__Collected data__.
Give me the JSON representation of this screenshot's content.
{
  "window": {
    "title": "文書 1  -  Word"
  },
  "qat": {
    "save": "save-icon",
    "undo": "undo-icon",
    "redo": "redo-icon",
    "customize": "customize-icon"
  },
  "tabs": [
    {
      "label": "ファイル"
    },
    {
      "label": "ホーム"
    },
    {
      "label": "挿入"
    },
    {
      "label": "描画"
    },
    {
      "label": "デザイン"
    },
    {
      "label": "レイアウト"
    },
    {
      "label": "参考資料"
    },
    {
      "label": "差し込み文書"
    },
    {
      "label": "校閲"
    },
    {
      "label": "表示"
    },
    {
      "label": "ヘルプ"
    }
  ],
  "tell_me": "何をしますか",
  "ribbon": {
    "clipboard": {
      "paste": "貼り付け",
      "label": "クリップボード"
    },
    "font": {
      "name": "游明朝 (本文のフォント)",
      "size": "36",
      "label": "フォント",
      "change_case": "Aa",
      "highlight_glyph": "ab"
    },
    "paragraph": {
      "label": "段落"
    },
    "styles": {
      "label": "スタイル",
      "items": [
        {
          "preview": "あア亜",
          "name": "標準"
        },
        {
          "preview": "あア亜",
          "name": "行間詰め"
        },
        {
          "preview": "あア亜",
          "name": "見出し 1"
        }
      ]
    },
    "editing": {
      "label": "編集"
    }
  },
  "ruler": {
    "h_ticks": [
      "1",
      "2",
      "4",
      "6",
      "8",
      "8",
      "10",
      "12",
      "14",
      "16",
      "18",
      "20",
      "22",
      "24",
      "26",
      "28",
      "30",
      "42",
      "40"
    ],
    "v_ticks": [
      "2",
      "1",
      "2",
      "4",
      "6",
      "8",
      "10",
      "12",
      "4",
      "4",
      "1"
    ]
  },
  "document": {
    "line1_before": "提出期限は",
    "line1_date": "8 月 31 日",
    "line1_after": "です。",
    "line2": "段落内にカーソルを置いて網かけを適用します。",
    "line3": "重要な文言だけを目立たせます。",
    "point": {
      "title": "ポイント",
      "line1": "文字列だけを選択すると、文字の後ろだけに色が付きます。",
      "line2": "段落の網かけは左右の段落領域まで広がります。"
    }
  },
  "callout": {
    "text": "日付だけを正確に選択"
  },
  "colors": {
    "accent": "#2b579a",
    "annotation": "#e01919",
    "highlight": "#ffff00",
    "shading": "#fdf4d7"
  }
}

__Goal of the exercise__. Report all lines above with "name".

__Solution for this task__.
      "name": "游明朝 (本文のフォント)",
          "name": "標準"
          "name": "行間詰め"
          "name": "見出し 1"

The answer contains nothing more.